Institutional rigidities don't permit adjustments to occur all at once, but by studying continuing changes we may be able to peer around a corner and see where a sector is headed. Such processes are scary because we may be watching a slow unfolding of a hand that, in its fundamentals, has already been dealt. There are signs that a comparable story may apply to the American economy more broadly.The "slow unfolding" which Cowen spoke of, could be thought of as a broad equilibrium shift - albeit one which remains partially hidden. Some former patterns no longer hold, but it is difficult to understand why they don't. In spite of shifting wage patterns, other elements of the economy remain suspended in what Scott Sumner describes as an "era of unprecedented non-change". Sumner also notes:
Last year, the US saw a 0.73% increase in its population, the slowest since 1937.Even if economists are not in agreement regarding a long "recovery" which doesn't feel right, the fact that family formation remains subdued, speaks volumes. Structural issues have been difficult to address, and they also involve first mover responses for which there are no "blueprints" to follow. Initiating change is generally viewed as "someone else's responsibility", particularly when governments are not well positioned to guide the process. A recent cartoon sums up the point nicely, in which a speaker addresses the crowd and asks "Who wants change?" Of course the crowd enthusiastically responds, with a show of hands. However, when he adds, "Who wants to change?" no hands are raised, and the audience suddenly appears self conscious.

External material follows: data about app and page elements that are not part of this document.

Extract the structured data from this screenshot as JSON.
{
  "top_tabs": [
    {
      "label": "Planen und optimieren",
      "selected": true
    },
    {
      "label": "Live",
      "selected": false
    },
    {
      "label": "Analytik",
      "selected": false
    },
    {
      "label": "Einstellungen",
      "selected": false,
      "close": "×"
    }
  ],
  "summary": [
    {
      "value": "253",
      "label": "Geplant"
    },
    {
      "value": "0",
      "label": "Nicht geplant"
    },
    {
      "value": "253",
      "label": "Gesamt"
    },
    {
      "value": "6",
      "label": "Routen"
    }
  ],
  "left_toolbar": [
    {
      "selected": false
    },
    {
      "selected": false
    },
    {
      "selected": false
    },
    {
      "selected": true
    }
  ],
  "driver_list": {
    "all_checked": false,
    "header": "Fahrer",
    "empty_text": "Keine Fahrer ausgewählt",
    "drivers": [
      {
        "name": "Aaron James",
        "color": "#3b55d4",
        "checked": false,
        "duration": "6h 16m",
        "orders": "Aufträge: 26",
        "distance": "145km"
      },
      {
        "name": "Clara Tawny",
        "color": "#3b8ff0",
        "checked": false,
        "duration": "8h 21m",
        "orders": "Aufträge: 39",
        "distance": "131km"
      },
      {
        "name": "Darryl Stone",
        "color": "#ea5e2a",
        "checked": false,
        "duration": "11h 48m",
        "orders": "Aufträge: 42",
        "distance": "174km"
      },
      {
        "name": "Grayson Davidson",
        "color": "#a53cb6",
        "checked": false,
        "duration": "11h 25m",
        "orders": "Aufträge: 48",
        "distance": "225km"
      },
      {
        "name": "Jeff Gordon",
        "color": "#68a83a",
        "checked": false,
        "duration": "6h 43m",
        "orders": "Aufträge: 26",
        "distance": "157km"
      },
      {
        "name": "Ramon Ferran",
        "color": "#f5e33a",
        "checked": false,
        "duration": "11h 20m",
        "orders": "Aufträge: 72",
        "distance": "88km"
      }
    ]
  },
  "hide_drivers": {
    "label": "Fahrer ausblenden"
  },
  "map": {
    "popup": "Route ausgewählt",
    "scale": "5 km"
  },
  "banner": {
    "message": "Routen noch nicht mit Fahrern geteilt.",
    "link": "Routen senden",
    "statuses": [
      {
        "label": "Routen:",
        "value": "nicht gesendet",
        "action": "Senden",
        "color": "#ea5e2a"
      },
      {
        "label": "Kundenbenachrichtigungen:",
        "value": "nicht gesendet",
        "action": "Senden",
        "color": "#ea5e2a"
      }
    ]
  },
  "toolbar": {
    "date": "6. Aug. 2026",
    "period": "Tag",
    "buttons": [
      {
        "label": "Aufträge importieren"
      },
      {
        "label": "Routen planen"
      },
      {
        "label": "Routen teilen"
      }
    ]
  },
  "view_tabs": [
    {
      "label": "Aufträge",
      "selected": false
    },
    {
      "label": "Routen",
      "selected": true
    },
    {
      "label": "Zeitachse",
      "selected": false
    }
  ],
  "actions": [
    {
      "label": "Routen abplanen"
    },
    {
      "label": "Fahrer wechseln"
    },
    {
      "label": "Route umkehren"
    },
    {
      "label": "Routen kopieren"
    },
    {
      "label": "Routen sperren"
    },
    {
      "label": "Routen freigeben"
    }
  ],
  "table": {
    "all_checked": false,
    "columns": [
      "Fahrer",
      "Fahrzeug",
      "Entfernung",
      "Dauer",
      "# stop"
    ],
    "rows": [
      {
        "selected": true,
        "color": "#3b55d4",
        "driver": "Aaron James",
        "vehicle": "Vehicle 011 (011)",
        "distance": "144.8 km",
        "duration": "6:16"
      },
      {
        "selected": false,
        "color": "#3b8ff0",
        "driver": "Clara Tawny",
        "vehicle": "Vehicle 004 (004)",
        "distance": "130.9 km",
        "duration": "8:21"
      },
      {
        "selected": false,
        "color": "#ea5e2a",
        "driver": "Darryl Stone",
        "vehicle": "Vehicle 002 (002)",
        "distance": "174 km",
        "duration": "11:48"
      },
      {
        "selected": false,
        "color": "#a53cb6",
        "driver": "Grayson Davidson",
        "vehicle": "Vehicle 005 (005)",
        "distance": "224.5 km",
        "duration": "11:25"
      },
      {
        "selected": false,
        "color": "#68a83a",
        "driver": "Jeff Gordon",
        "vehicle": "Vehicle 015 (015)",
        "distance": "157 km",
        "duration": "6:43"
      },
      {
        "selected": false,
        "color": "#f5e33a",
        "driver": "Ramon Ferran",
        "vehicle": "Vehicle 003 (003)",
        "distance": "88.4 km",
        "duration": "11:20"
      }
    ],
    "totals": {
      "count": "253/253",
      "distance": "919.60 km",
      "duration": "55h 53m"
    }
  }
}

One of the more immediate concerns which has yet to be addressed, is a lack of response to evolving wage potential in terms of community infrastructure and maintenance needs. It is sad to think that many municipalities may find themselves at the brink of bankruptcy, before they are able to seriously contemplate what changing wage structures among populations could mean for expectations and long term goals.
Shifts in general equilibrium will of course impact some communities more than others. Some may be able to reorganize financially, while retaining the look and feel of the present. But others will need to reconsider ongoing transportation needs and other local infrastructure, at very basic and occasionally simpler levels. The good news in this regard is that when populations approach long term infrastructure issues head on, the results have more integrity than would be the case with a partial and reluctant response.
Perhaps one of the more difficult adjustments will be the fact that wages cannot always be maintained at the levels which seem appropriate. There are too many interconnecting factors affecting wage structures which will need to be closely examined, particularly given the fact that labor force participation needs to be increased in the years ahead. At the very least, production reform in services and building components could make wages go further without decreasing economic access overall. What's more, innovation and experimentation at local levels could provide some "missing links" in the evolving equilibrium, as well.
Update: This letter is one example of the reset: http://chronicle.com/blogs/conversation/2015/05/12/an-adjuncts-farewell/?cid=cr&utm_source=cr&utm_medium=en